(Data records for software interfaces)
____________________
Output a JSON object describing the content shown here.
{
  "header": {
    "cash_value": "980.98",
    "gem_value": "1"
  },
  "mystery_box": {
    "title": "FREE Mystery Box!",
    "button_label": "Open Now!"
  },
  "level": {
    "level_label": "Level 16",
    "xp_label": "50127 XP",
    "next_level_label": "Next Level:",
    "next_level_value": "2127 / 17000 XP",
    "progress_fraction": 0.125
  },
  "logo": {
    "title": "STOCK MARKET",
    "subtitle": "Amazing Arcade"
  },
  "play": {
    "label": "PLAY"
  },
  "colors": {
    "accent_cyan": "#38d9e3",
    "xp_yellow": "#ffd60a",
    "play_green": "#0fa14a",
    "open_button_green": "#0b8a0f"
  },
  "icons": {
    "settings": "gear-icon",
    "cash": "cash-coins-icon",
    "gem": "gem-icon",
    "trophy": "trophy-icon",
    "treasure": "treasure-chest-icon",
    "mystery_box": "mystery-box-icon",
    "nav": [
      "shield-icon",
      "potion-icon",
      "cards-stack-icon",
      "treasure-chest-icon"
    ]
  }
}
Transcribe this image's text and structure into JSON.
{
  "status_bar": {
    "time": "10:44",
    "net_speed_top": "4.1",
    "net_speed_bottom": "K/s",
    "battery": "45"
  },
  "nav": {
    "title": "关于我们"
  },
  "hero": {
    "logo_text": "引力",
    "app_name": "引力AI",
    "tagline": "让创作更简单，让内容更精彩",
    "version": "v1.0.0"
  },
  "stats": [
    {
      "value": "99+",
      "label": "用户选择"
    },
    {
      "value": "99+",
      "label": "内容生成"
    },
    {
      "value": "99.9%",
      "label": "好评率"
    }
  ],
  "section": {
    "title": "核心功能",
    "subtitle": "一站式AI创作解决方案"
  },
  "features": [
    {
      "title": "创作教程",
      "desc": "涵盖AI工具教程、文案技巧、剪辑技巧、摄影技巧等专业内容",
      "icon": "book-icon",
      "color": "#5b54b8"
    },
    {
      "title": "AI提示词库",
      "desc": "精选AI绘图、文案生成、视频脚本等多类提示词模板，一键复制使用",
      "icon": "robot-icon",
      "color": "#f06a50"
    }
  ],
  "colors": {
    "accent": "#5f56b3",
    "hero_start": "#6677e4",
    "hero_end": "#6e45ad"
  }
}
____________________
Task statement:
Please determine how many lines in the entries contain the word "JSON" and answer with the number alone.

Answer space:
2